## Action item:
Filter the data for lines with the word "true" and copy those lines.

## The input:
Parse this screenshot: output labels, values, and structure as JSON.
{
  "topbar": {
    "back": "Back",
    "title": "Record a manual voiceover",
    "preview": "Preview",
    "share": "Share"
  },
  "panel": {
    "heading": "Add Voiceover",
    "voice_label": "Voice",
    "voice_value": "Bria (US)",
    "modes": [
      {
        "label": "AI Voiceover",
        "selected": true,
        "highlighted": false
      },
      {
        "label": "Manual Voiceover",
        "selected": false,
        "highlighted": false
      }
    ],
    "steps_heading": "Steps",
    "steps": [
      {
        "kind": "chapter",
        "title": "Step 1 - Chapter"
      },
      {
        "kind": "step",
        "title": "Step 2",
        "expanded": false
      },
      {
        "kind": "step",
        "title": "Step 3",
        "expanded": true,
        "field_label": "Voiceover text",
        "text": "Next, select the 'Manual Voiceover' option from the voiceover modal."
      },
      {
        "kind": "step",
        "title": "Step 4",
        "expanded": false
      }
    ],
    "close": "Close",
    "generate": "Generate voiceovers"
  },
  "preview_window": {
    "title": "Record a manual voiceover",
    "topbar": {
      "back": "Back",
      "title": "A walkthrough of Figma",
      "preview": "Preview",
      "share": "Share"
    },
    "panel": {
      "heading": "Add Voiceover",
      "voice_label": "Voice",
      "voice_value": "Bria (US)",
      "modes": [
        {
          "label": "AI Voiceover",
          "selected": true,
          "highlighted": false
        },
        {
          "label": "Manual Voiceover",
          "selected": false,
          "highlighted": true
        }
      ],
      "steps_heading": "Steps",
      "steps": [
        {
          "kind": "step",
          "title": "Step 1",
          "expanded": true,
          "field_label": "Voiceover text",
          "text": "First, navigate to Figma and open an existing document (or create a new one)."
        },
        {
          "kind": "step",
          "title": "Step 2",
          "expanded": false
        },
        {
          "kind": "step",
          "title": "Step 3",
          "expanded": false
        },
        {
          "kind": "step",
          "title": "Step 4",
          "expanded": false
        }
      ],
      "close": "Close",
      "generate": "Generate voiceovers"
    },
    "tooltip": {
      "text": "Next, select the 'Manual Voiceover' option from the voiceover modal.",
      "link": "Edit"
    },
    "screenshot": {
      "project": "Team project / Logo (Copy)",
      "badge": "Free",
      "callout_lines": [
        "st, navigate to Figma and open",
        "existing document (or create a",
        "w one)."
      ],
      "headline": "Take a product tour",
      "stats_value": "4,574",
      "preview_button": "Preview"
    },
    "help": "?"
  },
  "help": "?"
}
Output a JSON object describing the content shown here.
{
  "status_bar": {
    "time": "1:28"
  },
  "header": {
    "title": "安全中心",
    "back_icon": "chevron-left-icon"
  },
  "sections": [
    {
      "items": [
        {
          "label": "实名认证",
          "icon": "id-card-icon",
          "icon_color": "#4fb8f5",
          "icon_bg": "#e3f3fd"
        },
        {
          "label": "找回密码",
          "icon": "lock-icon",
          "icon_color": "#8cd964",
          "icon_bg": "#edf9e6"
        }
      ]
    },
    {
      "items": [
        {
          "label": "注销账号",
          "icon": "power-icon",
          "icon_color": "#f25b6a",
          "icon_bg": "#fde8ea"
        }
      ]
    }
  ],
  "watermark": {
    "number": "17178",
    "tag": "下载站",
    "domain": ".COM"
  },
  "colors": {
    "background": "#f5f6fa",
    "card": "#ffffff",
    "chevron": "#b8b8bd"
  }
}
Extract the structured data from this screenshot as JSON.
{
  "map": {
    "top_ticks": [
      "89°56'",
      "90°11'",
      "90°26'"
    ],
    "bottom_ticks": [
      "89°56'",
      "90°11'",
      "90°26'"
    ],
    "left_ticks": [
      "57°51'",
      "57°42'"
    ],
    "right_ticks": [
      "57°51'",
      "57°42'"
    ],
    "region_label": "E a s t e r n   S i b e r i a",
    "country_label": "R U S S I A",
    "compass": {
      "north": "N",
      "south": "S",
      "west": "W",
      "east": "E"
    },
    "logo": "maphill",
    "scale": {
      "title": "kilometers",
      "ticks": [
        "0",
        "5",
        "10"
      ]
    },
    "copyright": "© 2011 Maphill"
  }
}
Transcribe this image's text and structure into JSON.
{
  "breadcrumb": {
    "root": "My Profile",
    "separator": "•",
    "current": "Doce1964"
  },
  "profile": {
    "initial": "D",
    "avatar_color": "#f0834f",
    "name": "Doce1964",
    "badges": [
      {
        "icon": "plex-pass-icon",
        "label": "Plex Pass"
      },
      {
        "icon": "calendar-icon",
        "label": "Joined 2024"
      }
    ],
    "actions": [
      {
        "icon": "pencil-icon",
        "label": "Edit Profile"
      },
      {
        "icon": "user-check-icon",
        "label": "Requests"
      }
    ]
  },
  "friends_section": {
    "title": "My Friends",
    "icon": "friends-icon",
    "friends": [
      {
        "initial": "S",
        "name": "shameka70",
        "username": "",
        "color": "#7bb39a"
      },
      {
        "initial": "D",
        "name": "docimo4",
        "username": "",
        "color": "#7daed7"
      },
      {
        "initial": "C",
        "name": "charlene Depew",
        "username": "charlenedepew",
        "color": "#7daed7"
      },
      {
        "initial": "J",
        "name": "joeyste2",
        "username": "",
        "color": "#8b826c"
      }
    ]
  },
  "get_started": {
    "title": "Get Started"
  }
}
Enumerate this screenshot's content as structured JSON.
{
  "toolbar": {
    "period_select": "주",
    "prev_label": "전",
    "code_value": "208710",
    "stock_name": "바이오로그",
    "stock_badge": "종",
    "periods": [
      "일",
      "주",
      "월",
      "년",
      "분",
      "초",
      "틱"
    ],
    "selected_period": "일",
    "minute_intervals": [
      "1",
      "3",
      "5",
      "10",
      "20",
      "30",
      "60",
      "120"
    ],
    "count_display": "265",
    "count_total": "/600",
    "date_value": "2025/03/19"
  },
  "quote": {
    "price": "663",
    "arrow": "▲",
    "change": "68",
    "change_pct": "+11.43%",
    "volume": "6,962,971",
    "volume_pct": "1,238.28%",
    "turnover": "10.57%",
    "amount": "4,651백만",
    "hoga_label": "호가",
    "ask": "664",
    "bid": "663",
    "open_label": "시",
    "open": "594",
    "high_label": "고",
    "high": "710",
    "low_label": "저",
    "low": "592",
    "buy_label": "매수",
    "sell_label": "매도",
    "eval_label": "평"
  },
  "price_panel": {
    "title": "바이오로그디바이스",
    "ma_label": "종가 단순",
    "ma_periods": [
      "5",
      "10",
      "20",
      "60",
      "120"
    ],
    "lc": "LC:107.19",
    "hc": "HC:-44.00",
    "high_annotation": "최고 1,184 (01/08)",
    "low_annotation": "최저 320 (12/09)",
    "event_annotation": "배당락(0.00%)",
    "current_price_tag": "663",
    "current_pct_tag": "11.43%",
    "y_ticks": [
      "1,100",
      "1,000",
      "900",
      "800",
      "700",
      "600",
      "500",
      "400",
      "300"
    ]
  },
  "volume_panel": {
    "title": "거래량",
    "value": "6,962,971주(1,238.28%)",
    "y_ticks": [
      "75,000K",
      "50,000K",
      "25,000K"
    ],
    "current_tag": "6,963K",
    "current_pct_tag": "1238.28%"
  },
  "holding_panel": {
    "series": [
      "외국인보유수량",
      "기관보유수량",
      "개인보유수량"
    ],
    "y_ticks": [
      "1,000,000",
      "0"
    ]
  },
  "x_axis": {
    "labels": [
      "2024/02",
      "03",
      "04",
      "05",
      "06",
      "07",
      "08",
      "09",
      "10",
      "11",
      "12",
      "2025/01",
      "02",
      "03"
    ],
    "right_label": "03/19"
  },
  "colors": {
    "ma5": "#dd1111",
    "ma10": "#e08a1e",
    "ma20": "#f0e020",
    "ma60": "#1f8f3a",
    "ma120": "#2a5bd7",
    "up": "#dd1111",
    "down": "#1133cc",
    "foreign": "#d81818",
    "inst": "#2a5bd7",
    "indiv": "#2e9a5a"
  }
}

## Solution to the problem:
        "selected": true,
        "expanded": true,
          "selected": true,
          "highlighted": true
          "expanded": true,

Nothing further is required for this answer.